That’s the week’s roundup. I hope you found it amusing. Because it’s part of my job, I’ll mention that a unique and tasteful gift for that special someone (or your own damn self) might be a signed, limited-edition, high-quality, artsy-fartsy, framed, fine-art print of one of my favorite Bizarro cartoons. Since the editions are limited, once a given image is sold out you can then chide your friends for the rest of their lives for having missed their chance. And what’s more fun than gloating?! Here are the goods, daddio.


Past Performance

bz panel 08-21-13bz strip 08-21-13Bizarro is brought to you today by Delicious Death.

“Death of a Salesman” is a pretty darned good play by a guy named Arthur Miller, who married Marylin Monroe in spite of being a goofy-looking nerd. (Miller, not Monroe.) I like this kind of story because I am a goofy-looking nerd and I like beautiful women. By many reports, however, he was pretty mean to Marylin and drove her a good deal deeper into depression, a problem she already had when she came to the relationship. If that is true, that wasn’t nice. I’ve been accused of doing this to a couple of women, too (though none of them committed suicide) but I hope it isn’t true. I’ve never intentionally been mean to anyone whom I didn’t think richly deserved it as a result of their own behavior toward me. Normally, I try to be a considerate, nice guy, but when I’m pushed past my limit, I admit that I can be an unmitigated asshat and a formidable foe. Sort of a primordial defense mechanism that kicks in.

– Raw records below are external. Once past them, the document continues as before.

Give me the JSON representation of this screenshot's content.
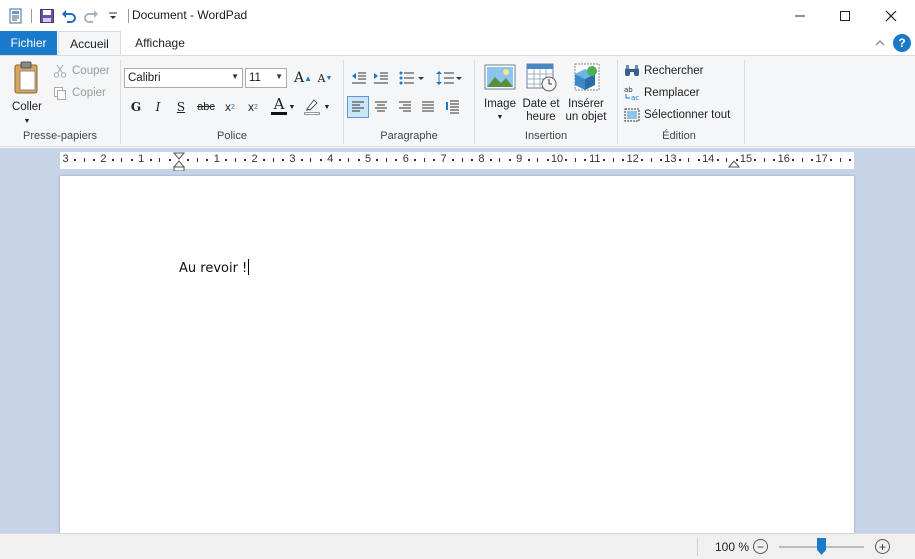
{
  "window": {
    "title": "Document - WordPad"
  },
  "tabs": {
    "file": "Fichier",
    "home": "Accueil",
    "view": "Affichage"
  },
  "clipboard": {
    "paste": "Coller",
    "cut": "Couper",
    "copy": "Copier",
    "label": "Presse-papiers"
  },
  "font": {
    "family": "Calibri",
    "size": "11",
    "bold": "G",
    "italic": "I",
    "strike": "abc",
    "label": "Police"
  },
  "paragraph": {
    "label": "Paragraphe"
  },
  "insert": {
    "image": "Image",
    "datetime_line1": "Date et",
    "datetime_line2": "heure",
    "object_line1": "Insérer",
    "object_line2": "un objet",
    "label": "Insertion"
  },
  "editing": {
    "find": "Rechercher",
    "replace": "Remplacer",
    "select_all": "Sélectionner tout",
    "label": "Édition"
  },
  "ruler": {
    "numbers": [
      "3",
      "2",
      "1",
      "1",
      "2",
      "3",
      "4",
      "5",
      "6",
      "7",
      "8",
      "9",
      "10",
      "11",
      "12",
      "13",
      "14",
      "15",
      "16",
      "17"
    ]
  },
  "document": {
    "text": "Au revoir !"
  },
  "status": {
    "zoom": "100 %"
  },
  "colors": {
    "accent": "#1979ca",
    "workspace": "#c7d3e6"
  }
}
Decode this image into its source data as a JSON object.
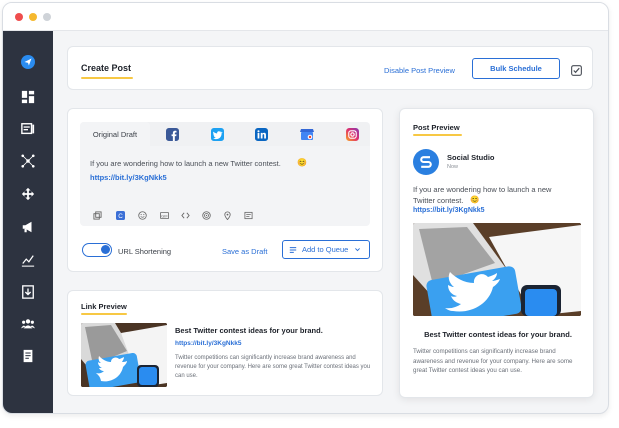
{
  "header": {
    "title": "Create Post",
    "disable_preview": "Disable Post Preview",
    "bulk_schedule": "Bulk Schedule"
  },
  "editor": {
    "tab_original": "Original Draft",
    "text": "If you are wondering how to launch a new Twitter contest.",
    "link": "https://bit.ly/3KgNkk5",
    "url_shortening": "URL Shortening",
    "save_draft": "Save as Draft",
    "add_to_queue": "Add to Queue"
  },
  "link_preview": {
    "title": "Link Preview",
    "headline": "Best Twitter contest ideas for your brand.",
    "link": "https://bit.ly/3KgNkk5",
    "description": "Twitter competitions can significantly increase brand awareness and revenue for your company. Here are some great Twitter contest ideas you can use."
  },
  "post_preview": {
    "title": "Post Preview",
    "account_name": "Social Studio",
    "account_time": "Now",
    "text": "If you are wondering how to launch a new Twitter contest.",
    "link": "https://bit.ly/3KgNkk5",
    "headline": "Best Twitter contest ideas for your brand.",
    "description": "Twitter competitions can significantly increase brand awareness and revenue for your company. Here are some great Twitter contest ideas you can use."
  },
  "colors": {
    "accent": "#2a6fd6",
    "sidebar": "#2d3340",
    "underline": "#f7c844"
  },
  "icons": {
    "sidebar": [
      "send-icon",
      "dashboard-icon",
      "compose-icon",
      "network-icon",
      "move-icon",
      "megaphone-icon",
      "analytics-icon",
      "download-icon",
      "team-icon",
      "document-icon"
    ],
    "networks": [
      "facebook-icon",
      "twitter-icon",
      "linkedin-icon",
      "google-business-icon",
      "instagram-icon"
    ]
  }
}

VINTAGE JAZZ: Bz panel 06-16-06 FUNERALAnd here’s another funeral gag from 2006. I have occasionally been criticized for doing funeral gags (always by people in grief, so I can’t really blame them) but I believe that our ability to laugh about death and tragedy is a uniquely human trait that balances our unique ability to imagine the future and the pain that most surely awaits us. So I persist, as much for my own peace of mind as any readers who may benefit from it as well. Sorry if you’ve lost someone recently. We all have and it always sucks––but a smile, even a brief one, helps.